Reply with every entry, repeated exactly as given.

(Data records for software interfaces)
+===+
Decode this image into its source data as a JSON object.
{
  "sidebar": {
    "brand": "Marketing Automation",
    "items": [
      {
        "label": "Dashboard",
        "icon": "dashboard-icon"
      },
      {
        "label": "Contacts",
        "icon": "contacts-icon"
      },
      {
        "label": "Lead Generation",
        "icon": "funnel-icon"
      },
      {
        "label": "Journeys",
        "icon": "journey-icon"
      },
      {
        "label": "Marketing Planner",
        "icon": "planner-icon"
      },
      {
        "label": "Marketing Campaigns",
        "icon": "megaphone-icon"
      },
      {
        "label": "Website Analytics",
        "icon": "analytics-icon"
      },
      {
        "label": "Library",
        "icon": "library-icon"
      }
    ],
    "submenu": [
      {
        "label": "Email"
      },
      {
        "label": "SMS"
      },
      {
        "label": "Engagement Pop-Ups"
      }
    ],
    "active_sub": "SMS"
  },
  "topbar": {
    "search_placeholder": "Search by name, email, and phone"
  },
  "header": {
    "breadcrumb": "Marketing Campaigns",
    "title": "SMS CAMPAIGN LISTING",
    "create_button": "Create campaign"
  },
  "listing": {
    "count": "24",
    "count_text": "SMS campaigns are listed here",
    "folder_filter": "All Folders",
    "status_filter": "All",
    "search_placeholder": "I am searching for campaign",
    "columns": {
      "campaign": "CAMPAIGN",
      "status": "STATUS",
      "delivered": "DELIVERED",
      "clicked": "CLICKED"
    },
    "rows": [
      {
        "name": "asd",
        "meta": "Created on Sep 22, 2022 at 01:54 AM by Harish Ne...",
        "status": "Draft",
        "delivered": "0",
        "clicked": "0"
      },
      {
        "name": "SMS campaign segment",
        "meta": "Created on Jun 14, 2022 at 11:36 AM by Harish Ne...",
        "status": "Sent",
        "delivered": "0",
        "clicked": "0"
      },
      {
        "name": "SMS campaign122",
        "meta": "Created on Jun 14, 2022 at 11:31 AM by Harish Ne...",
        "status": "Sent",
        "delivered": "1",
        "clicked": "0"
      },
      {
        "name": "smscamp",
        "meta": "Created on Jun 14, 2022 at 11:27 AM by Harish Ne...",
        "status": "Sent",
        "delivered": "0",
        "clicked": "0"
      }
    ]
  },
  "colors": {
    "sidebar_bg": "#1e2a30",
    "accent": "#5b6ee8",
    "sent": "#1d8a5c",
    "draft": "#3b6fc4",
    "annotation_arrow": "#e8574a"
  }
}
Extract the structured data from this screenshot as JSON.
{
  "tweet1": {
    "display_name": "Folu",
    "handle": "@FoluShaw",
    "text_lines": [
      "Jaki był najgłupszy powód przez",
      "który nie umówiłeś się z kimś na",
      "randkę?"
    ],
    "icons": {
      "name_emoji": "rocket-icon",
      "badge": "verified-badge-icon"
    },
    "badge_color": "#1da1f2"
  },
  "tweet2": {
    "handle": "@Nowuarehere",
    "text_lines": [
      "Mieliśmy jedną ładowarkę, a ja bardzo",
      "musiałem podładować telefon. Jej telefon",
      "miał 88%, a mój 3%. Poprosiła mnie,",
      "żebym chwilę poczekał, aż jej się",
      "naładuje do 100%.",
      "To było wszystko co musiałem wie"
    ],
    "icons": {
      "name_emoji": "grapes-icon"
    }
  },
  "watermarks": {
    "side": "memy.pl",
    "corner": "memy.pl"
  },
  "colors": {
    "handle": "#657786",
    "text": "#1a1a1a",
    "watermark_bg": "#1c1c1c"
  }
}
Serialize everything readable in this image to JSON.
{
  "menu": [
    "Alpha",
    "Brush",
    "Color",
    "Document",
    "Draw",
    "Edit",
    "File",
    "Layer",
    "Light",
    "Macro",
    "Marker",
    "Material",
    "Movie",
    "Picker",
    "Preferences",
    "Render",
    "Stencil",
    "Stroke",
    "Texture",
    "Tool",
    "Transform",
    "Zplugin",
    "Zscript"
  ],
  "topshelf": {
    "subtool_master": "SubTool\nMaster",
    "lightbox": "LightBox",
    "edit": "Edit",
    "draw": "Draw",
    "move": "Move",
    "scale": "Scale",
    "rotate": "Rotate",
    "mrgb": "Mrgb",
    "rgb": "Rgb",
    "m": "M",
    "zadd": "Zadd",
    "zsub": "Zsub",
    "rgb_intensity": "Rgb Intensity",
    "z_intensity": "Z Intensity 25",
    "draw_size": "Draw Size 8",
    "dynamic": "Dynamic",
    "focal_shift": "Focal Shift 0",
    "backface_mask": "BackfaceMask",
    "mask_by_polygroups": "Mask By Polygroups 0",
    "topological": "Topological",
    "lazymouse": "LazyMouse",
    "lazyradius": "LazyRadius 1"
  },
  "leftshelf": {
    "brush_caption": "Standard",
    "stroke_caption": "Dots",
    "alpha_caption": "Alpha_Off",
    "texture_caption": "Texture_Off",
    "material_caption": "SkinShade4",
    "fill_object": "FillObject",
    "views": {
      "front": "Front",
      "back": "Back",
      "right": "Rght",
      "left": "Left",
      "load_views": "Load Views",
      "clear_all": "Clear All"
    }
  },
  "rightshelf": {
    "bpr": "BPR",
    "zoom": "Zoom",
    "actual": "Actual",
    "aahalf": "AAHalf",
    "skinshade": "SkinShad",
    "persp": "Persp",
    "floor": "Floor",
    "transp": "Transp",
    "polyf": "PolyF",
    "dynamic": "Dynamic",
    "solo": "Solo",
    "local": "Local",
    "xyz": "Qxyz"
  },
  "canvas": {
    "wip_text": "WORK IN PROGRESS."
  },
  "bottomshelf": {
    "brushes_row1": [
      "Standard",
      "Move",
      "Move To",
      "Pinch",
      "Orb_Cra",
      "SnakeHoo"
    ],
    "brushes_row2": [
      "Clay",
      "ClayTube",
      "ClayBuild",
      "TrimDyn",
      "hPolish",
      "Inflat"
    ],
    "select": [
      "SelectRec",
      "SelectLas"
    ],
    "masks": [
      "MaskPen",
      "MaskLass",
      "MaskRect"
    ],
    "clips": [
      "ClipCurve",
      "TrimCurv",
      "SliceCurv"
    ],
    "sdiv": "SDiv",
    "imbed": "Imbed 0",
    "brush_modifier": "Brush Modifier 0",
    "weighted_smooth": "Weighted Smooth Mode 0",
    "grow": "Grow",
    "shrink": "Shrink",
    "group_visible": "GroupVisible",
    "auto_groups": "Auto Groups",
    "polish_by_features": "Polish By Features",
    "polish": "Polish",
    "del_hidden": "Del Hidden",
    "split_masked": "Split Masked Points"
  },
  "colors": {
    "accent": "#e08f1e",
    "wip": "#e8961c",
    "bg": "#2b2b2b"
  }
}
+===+
**YOUR RESPONSE**
Decode this image into its source data as a JSON object.
{
  "sidebar": {
    "brand": "Marketing Automation",
    "items": [
      {
        "label": "Dashboard",
        "icon": "dashboard-icon"
      },
      {
        "label": "Contacts",
        "icon": "contacts-icon"
      },
      {
        "label": "Lead Generation",
        "icon": "funnel-icon"
      },
      {
        "label": "Journeys",
        "icon": "journey-icon"
      },
      {
        "label": "Marketing Planner",
        "icon": "planner-icon"
      },
      {
        "label": "Marketing Campaigns",
        "icon": "megaphone-icon"
      },
      {
        "label": "Website Analytics",
        "icon": "analytics-icon"
      },
      {
        "label": "Library",
        "icon": "library-icon"
      }
    ],
    "submenu": [
      {
        "label": "Email"
      },
      {
        "label": "SMS"
      },
      {
        "label": "Engagement Pop-Ups"
      }
    ],
    "active_sub": "SMS"
  },
  "topbar": {
    "search_placeholder": "Search by name, email, and phone"
  },
  "header": {
    "breadcrumb": "Marketing Campaigns",
    "title": "SMS CAMPAIGN LISTING",
    "create_button": "Create campaign"
  },
  "listing": {
    "count": "24",
    "count_text": "SMS campaigns are listed here",
    "folder_filter": "All Folders",
    "status_filter": "All",
    "search_placeholder": "I am searching for campaign",
    "columns": {
      "campaign": "CAMPAIGN",
      "status": "STATUS",
      "delivered": "DELIVERED",
      "clicked": "CLICKED"
    },
    "rows": [
      {
        "name": "asd",
        "meta": "Created on Sep 22, 2022 at 01:54 AM by Harish Ne...",
        "status": "Draft",
        "delivered": "0",
        "clicked": "0"
      },
      {
        "name": "SMS campaign segment",
        "meta": "Created on Jun 14, 2022 at 11:36 AM by Harish Ne...",
        "status": "Sent",
        "delivered": "0",
        "clicked": "0"
      },
      {
        "name": "SMS campaign122",
        "meta": "Created on Jun 14, 2022 at 11:31 AM by Harish Ne...",
        "status": "Sent",
        "delivered": "1",
        "clicked": "0"
      },
      {
        "name": "smscamp",
        "meta": "Created on Jun 14, 2022 at 11:27 AM by Harish Ne...",
        "status": "Sent",
        "delivered": "0",
        "clicked": "0"
      }
    ]
  },
  "colors": {
    "sidebar_bg": "#1e2a30",
    "accent": "#5b6ee8",
    "sent": "#1d8a5c",
    "draft": "#3b6fc4",
    "annotation_arrow": "#e8574a"
  }
}
Extract the structured data from this screenshot as JSON.
{
  "tweet1": {
    "display_name": "Folu",
    "handle": "@FoluShaw",
    "text_lines": [
      "Jaki był najgłupszy powód przez",
      "który nie umówiłeś się z kimś na",
      "randkę?"
    ],
    "icons": {
      "name_emoji": "rocket-icon",
      "badge": "verified-badge-icon"
    },
    "badge_color": "#1da1f2"
  },
  "tweet2": {
    "handle": "@Nowuarehere",
    "text_lines": [
      "Mieliśmy jedną ładowarkę, a ja bardzo",
      "musiałem podładować telefon. Jej telefon",
      "miał 88%, a mój 3%. Poprosiła mnie,",
      "żebym chwilę poczekał, aż jej się",
      "naładuje do 100%.",
      "To było wszystko co musiałem wie"
    ],
    "icons": {
      "name_emoji": "grapes-icon"
    }
  },
  "watermarks": {
    "side": "memy.pl",
    "corner": "memy.pl"
  },
  "colors": {
    "handle": "#657786",
    "text": "#1a1a1a",
    "watermark_bg": "#1c1c1c"
  }
}
Serialize everything readable in this image to JSON.
{
  "menu": [
    "Alpha",
    "Brush",
    "Color",
    "Document",
    "Draw",
    "Edit",
    "File",
    "Layer",
    "Light",
    "Macro",
    "Marker",
    "Material",
    "Movie",
    "Picker",
    "Preferences",
    "Render",
    "Stencil",
    "Stroke",
    "Texture",
    "Tool",
    "Transform",
    "Zplugin",
    "Zscript"
  ],
  "topshelf": {
    "subtool_master": "SubTool\nMaster",
    "lightbox": "LightBox",
    "edit": "Edit",
    "draw": "Draw",
    "move": "Move",
    "scale": "Scale",
    "rotate": "Rotate",
    "mrgb": "Mrgb",
    "rgb": "Rgb",
    "m": "M",
    "zadd": "Zadd",
    "zsub": "Zsub",
    "rgb_intensity": "Rgb Intensity",
    "z_intensity": "Z Intensity 25",
    "draw_size": "Draw Size 8",
    "dynamic": "Dynamic",
    "focal_shift": "Focal Shift 0",
    "backface_mask": "BackfaceMask",
    "mask_by_polygroups": "Mask By Polygroups 0",
    "topological": "Topological",
    "lazymouse": "LazyMouse",
    "lazyradius": "LazyRadius 1"
  },
  "leftshelf": {
    "brush_caption": "Standard",
    "stroke_caption": "Dots",
    "alpha_caption": "Alpha_Off",
    "texture_caption": "Texture_Off",
    "material_caption": "SkinShade4",
    "fill_object": "FillObject",
    "views": {
      "front": "Front",
      "back": "Back",
      "right": "Rght",
      "left": "Left",
      "load_views": "Load Views",
      "clear_all": "Clear All"
    }
  },
  "rightshelf": {
    "bpr": "BPR",
    "zoom": "Zoom",
    "actual": "Actual",
    "aahalf": "AAHalf",
    "skinshade": "SkinShad",
    "persp": "Persp",
    "floor": "Floor",
    "transp": "Transp",
    "polyf": "PolyF",
    "dynamic": "Dynamic",
    "solo": "Solo",
    "local": "Local",
    "xyz": "Qxyz"
  },
  "canvas": {
    "wip_text": "WORK IN PROGRESS."
  },
  "bottomshelf": {
    "brushes_row1": [
      "Standard",
      "Move",
      "Move To",
      "Pinch",
      "Orb_Cra",
      "SnakeHoo"
    ],
    "brushes_row2": [
      "Clay",
      "ClayTube",
      "ClayBuild",
      "TrimDyn",
      "hPolish",
      "Inflat"
    ],
    "select": [
      "SelectRec",
      "SelectLas"
    ],
    "masks": [
      "MaskPen",
      "MaskLass",
      "MaskRect"
    ],
    "clips": [
      "ClipCurve",
      "TrimCurv",
      "SliceCurv"
    ],
    "sdiv": "SDiv",
    "imbed": "Imbed 0",
    "brush_modifier": "Brush Modifier 0",
    "weighted_smooth": "Weighted Smooth Mode 0",
    "grow": "Grow",
    "shrink": "Shrink",
    "group_visible": "GroupVisible",
    "auto_groups": "Auto Groups",
    "polish_by_features": "Polish By Features",
    "polish": "Polish",
    "del_hidden": "Del Hidden",
    "split_masked": "Split Masked Points"
  },
  "colors": {
    "accent": "#e08f1e",
    "wip": "#e8961c",
    "bg": "#2b2b2b"
  }
}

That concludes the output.